Meditation, in its most basic sense, is clearing your mind of all thought—or at least, trying to. The practice is used in cultures around the globe for both religious and secular purposes. While it may be best known for its spiritual uses, it is this latter purpose that has recently ignited a firestorm of interest, as scientific research seems to indicate that meditation changes your brain on a fundamental, biological level.
Dr. Robert Puff, a licensed clinical psychologist, notes in Psychology Today that descriptions of meditation techniques date back at least some 3,000 years, to Indian scriptures written in approximately 1000 BCE. However, the practice itself appears to be far, far older. Some evidence suggests that individuals were describing the practice as long as 5,000 years ago. Unfortunately, the exact date of its inception is lost to the annals of time, but we do know that it wasn’t until the 6th century BCE that it truly started its global spread. And it wasn’t until the 20th century that mainstream scientists started researching the impact that it has on the human body—specifically, the impact it has on the human brain.
“Our data shows changes in the brain after just eight weeks.”
To date, a host of medical uses have been found for meditation. The most obvious use is, perhaps, stress management and reduction, which is supported by a plethora of scientific evidence. In a study published in Clinical Psychology Review, researchers at Boston University and Harvard Medical School found that the technique helps alleviate anxiety and allows individuals to better cope with stressful situations.
Along these same lines, a 2011 study by Dr. Fadel Zeidan, assistant professor of neurobiology and anatomy at Wake Forest Baptist Medical Center, found that meditation helps individuals cope with, and better tolerate, physical pain. This work was published in the Journal of Neuroscience. But this is just the start of the research that has been conducted in relation to meditation.
In a 2015 study published in Frontiers in Psychology, researchers from UCLA found that individuals who meditate over extended periods have more gray matter volume in their brains than those that do not. The work looked at individuals who been meditating for an average of 20 years, and the impact was pronounced. As study author Florian Kurth notes:
We expected rather small and distinct effects located in some of the regions that had previously been associated with meditating. Instead, what we actually observed was a widespread effect of meditation that encompassed regions throughout the entire brain.
Other studies support these findings. A 2011 study in Proceedings of the National Academy of Sciences, which was conducted by Yale University, discovered that meditation decreases activity in the default mode network (DMN) in the brain. In the paper, the team noted that this reveals the actual biological impact of meditation and helps bring to light “a unique understanding of possible neural mechanisms of meditation.”
And still, the evidence does not end.

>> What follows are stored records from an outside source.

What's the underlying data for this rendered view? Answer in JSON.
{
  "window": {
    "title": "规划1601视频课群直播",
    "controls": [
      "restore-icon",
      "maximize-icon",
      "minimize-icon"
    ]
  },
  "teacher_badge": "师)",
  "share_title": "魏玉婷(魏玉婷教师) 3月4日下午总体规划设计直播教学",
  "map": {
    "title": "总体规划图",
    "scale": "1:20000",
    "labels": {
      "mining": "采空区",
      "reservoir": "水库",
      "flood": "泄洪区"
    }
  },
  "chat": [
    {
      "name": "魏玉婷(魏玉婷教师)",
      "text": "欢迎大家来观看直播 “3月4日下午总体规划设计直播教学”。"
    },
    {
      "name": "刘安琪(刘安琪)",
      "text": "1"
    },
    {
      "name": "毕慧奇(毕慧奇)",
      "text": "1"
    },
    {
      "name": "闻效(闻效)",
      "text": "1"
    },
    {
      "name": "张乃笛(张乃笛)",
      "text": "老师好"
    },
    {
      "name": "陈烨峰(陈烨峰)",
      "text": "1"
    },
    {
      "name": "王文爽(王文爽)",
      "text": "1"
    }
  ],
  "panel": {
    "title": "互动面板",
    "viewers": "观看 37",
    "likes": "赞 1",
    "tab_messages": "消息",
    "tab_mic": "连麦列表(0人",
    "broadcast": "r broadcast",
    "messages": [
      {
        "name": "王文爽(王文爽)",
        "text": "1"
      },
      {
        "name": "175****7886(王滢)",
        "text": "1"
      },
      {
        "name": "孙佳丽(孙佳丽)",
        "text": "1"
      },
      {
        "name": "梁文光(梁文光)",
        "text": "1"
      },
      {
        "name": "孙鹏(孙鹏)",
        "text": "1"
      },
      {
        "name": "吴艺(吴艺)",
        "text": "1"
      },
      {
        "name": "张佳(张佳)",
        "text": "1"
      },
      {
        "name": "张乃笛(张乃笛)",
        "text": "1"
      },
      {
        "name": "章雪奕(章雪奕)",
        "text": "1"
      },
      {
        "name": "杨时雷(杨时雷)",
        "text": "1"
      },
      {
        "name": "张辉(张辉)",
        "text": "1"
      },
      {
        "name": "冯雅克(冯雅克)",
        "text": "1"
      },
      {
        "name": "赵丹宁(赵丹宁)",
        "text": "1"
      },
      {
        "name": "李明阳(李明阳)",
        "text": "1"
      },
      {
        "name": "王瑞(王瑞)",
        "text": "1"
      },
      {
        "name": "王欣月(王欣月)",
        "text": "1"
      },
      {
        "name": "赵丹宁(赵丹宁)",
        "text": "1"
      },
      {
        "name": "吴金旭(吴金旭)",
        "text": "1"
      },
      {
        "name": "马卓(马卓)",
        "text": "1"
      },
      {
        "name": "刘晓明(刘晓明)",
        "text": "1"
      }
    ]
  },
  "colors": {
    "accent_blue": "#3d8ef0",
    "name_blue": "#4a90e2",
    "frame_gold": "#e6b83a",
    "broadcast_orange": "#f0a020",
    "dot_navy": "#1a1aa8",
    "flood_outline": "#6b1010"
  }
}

Sara Lazar, a neuroscientist at Massachusetts General Hospital and Harvard Medical School, recently conducted work which found that individuals who meditate ultimately have more gray matter in the frontal cortex and, most notably, that this gray matter is preserved in spite of aging. The significance is overwhelming. As Lazar asserts in an interview with the Washington Post, “It’s well-documented that our cortex shrinks as we get older – it’s harder to figure things out and remember things. But in this one region of the prefrontal cortex, 50-year-old meditators had the same amount of gray matter as 25-year-olds.”
In other words, as a result of transformations in the brain, individual who meditate have a better chance of retaining their memory function in old age. And it doesn’t take much for individuals to reap the benefits. Lazar states that, in her study, the average meditation time was just 27 minutes a day and results were obtained just 8 weeks after the individuals started the practice. So, how can you reap the benefits?
Scientists assert that using proprioceptive input (also know as deep touch pressure (DTP)) to ground your body is helpful when attempting to reach a meditative state. Research has shown that this kind of pressure results in a reduction in cortisol levels and an increase in serotonin production, decreasing your heart rate and blood pressure.
Thus, the relaxed physical state that comes from peroprioceptive input can make it easier to achieve a calm mental state that’s conducive to meditation, and one of the most effective ways to get this proprioceptive input is by using a weighted blanket.
As Amber Martin, an occupational therapist from Utica College, notes, “peroprioceptive input is good for pretty much everyone and anyone. It can be very calming and organizing.” By helping you reach a state of peaceful relaxation more quickly, the blankets make it easier for you to take advantage of every valuable moment of meditation before you have to return to the busy world outside your mind.
There’s little debate in the science regarding the benefits of meditation. According to research published in the Journal of Consulting and Clinical Psychology, meditation has been linked to reduced feelings of depression, anxiety, and physical pain.
Other studies have explored connections between meditation and improved focus, lowered blood pressure, strengthened memory, reduced fatigue, and…well, the list goes on and on. Yet, reaching a meditative state generally takes a lot of work, and truly clearing your mind is far from easy. A weighted blanket is just one thing that can help you get there.